If the lack of a spending bill shuts down the government this evening, biotech investors will get a break from one of their favorite pastimes: betting on binary events.

Like most government agencies, the Food and Drug Administration will cut nonessential workers. CNN reported that some plant inspections will continue, but they'll be prioritized to high-risk plants that have a history of safety issues. It seems that Dendreon's (Nasdaq: DNDN) investors should plan for a delay in approval of its new plants in Atlanta and Los Angeles.

Drug approvals seem to fall in the nonessential category. But it gets worse. Not only are we unlikely to see any approvals during the shutdown, but decisions on drugs such as Vertex Pharmaceuticals' (Nasdaq: VRTX) telaprevir, Merck's (NYSE: MRK) boceprevir, and Seattle Genetics' (Nasdaq: SGEN) brentuximab vedotin with applications currently pending at the FDA will be delayed. BioWorld Today reports that the agency plans to push back PDUFA dates by the number of days the government is shut down.

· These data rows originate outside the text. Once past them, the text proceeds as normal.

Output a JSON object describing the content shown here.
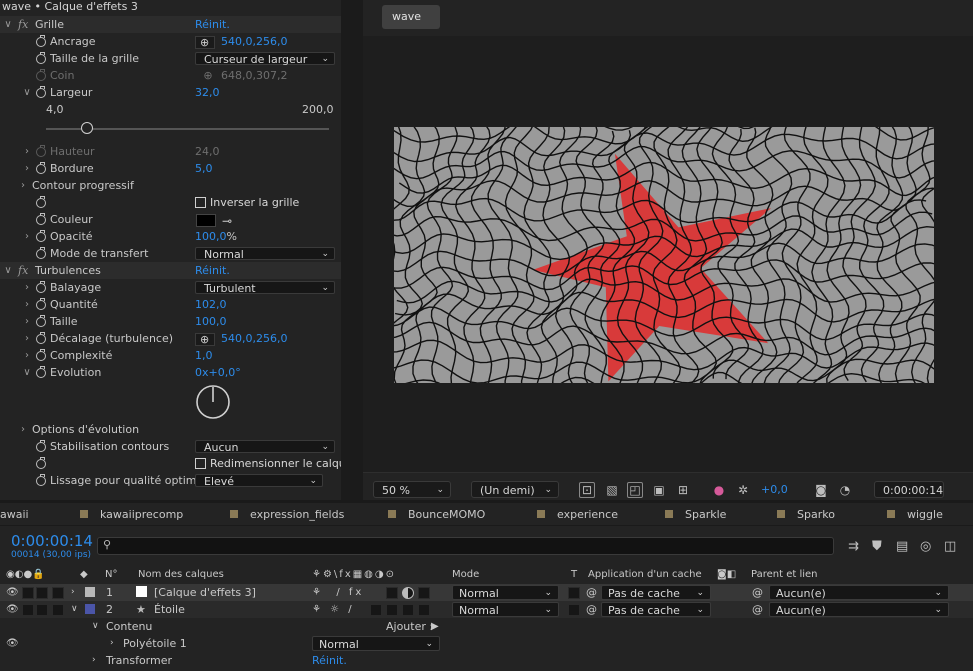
{
  "effect_controls": {
    "title": "wave • Calque d'effets 3",
    "grille": {
      "label": "Grille",
      "reset": "Réinit."
    },
    "ancrage": {
      "label": "Ancrage",
      "value": "540,0,256,0"
    },
    "taille_grille": {
      "label": "Taille de la grille",
      "value": "Curseur de largeur"
    },
    "coin": {
      "label": "Coin",
      "value": "648,0,307,2"
    },
    "largeur": {
      "label": "Largeur",
      "value": "32,0",
      "min": "4,0",
      "max": "200,0",
      "slider_fraction": 0.145
    },
    "hauteur": {
      "label": "Hauteur",
      "value": "24,0"
    },
    "bordure": {
      "label": "Bordure",
      "value": "5,0"
    },
    "contour": {
      "label": "Contour progressif"
    },
    "inverser": {
      "label": "Inverser la grille"
    },
    "couleur": {
      "label": "Couleur"
    },
    "opacite": {
      "label": "Opacité",
      "value": "100,0",
      "unit": "%"
    },
    "mode_transfert": {
      "label": "Mode de transfert",
      "value": "Normal"
    },
    "turbulences": {
      "label": "Turbulences",
      "reset": "Réinit."
    },
    "balayage": {
      "label": "Balayage",
      "value": "Turbulent"
    },
    "quantite": {
      "label": "Quantité",
      "value": "102,0"
    },
    "taille": {
      "label": "Taille",
      "value": "100,0"
    },
    "decalage": {
      "label": "Décalage (turbulence)",
      "value": "540,0,256,0"
    },
    "complexite": {
      "label": "Complexité",
      "value": "1,0"
    },
    "evolution": {
      "label": "Evolution",
      "value": "0x+0,0°"
    },
    "options_evolution": {
      "label": "Options d'évolution"
    },
    "stabilisation": {
      "label": "Stabilisation contours",
      "value": "Aucun"
    },
    "redimensionner": {
      "label": "Redimensionner le calqu"
    },
    "lissage": {
      "label": "Lissage pour qualité optimal",
      "value": "Elevé"
    }
  },
  "viewer": {
    "tab": "wave",
    "zoom": "50 %",
    "resolution": "(Un demi)",
    "exposure": "+0,0",
    "timecode": "0:00:00:14",
    "colors": {
      "background": "#9a9a9a",
      "star": "#d83a3a",
      "grid": "#111111"
    }
  },
  "timeline": {
    "tabs": [
      "awaii",
      "kawaiiprecomp",
      "expression_fields",
      "BounceMOMO",
      "experience",
      "Sparkle",
      "Sparko",
      "wiggle"
    ],
    "timecode": "0:00:00:14",
    "frames": "00014 (30,00 ips)",
    "columns": {
      "num": "N°",
      "name": "Nom des calques",
      "mode": "Mode",
      "t": "T",
      "cache": "Application d'un cache",
      "parent": "Parent et lien"
    },
    "layers": [
      {
        "num": "1",
        "name": "[Calque d'effets 3]",
        "mode": "Normal",
        "cache": "Pas de cache",
        "parent": "Aucun(e)",
        "color": "#b8b8b8"
      },
      {
        "num": "2",
        "name": "Étoile",
        "mode": "Normal",
        "cache": "Pas de cache",
        "parent": "Aucun(e)",
        "color": "#4b55a8"
      }
    ],
    "contenu": "Contenu",
    "ajouter": "Ajouter :",
    "polyetoile": "Polyétoile 1",
    "polyetoile_mode": "Normal",
    "transformer": "Transformer",
    "transformer_reset": "Réinit."
  }
}
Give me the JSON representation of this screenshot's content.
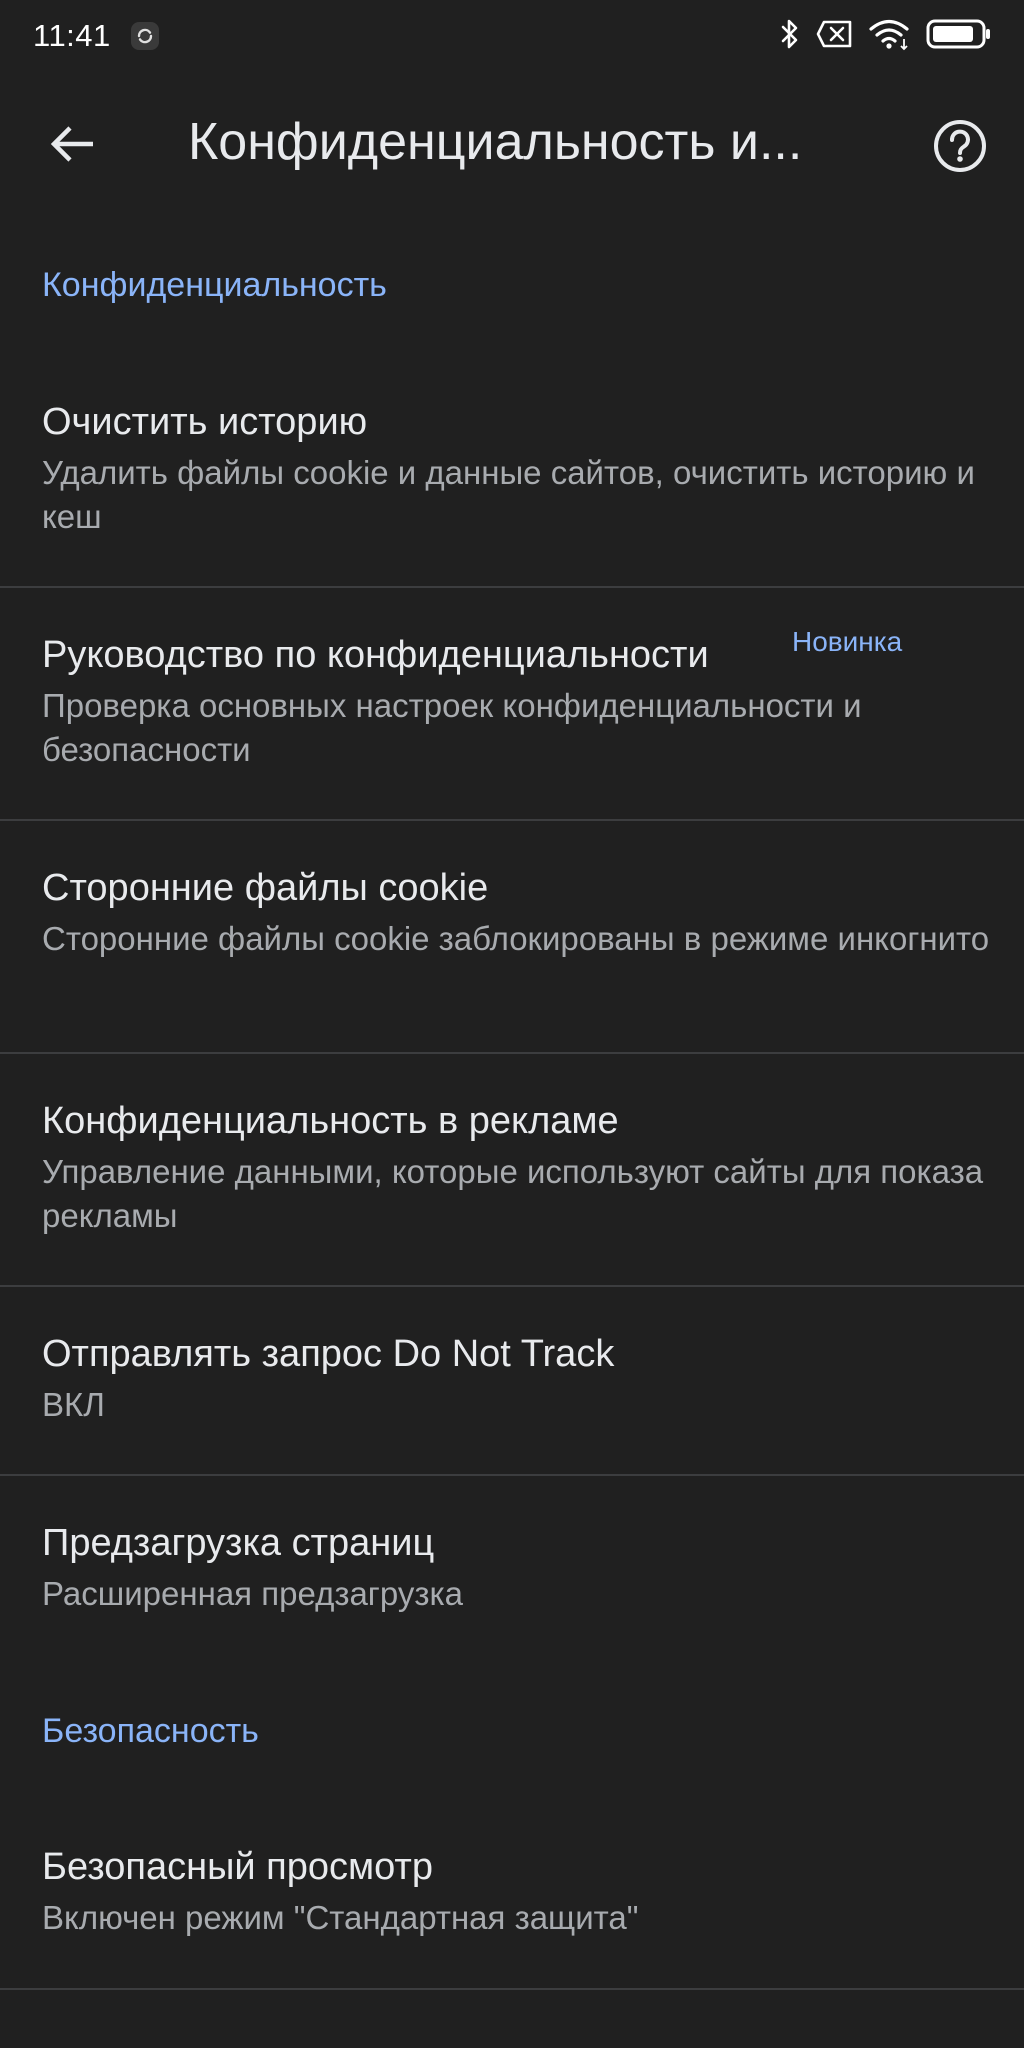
{
  "status_bar": {
    "time": "11:41",
    "icons": [
      "sync-icon",
      "bluetooth-icon",
      "no-sim-icon",
      "wifi-icon",
      "battery-icon"
    ]
  },
  "app_bar": {
    "title": "Конфиденциальность и...",
    "back_icon": "back-arrow-icon",
    "help_icon": "help-icon"
  },
  "sections": {
    "privacy": {
      "header": "Конфиденциальность",
      "items": [
        {
          "title": "Очистить историю",
          "subtitle": "Удалить файлы cookie и данные сайтов, очистить историю и кеш"
        },
        {
          "title": "Руководство по конфиденциальности",
          "badge": "Новинка",
          "subtitle": "Проверка основных настроек конфиденциальности и безопасности"
        },
        {
          "title": "Сторонние файлы cookie",
          "subtitle": "Сторонние файлы cookie заблокированы в режиме инкогнито"
        },
        {
          "title": "Конфиденциальность в рекламе",
          "subtitle": "Управление данными, которые используют сайты для показа рекламы"
        },
        {
          "title": "Отправлять запрос Do Not Track",
          "subtitle": "ВКЛ"
        },
        {
          "title": "Предзагрузка страниц",
          "subtitle": "Расширенная предзагрузка"
        }
      ]
    },
    "security": {
      "header": "Безопасность",
      "items": [
        {
          "title": "Безопасный просмотр",
          "subtitle": "Включен режим \"Стандартная защита\""
        }
      ]
    }
  },
  "colors": {
    "background": "#202020",
    "accent": "#8ab4f8",
    "title_text": "#e8eaed",
    "secondary_text": "#a8abaf",
    "divider": "#3c3d3f"
  }
}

Investors looking to get their fix of potential big stock moves can still invest in companies with upcoming clinical trial results. Celgene (Nasdaq: CELG) should present results from a phase 2 trial for its lung cancer drug amrubicin shortly. And Amarin (Nasdaq: AMRN) expects results from its second phase 3 trial for its cholesterol drug AMR101 this quarter.

And of course there's still one upcoming binary event that will still be in play: when the shutdown will end. Investors could sell put options on companies with upcoming FDA decisions that would then expire worthless if the decision date is extended beyond option expiration. Or take it a step further and strangle the stock.

Or you could just use the break to add stocks to your watchlist and do some more research.

Vertex Pharmaceuticals is a Motley Fool Rule Breakers recommendation. Try any of our Foolish newsletter services free for 30 days. We Fools may not all hold the same opinions, but we all believe that considering a diverse range of insights makes us better investors.

Fool contributor Brian Orelli, Ph.D., doesn't own shares of any company mentioned in this article. The Motley Fool has a disclosure policy.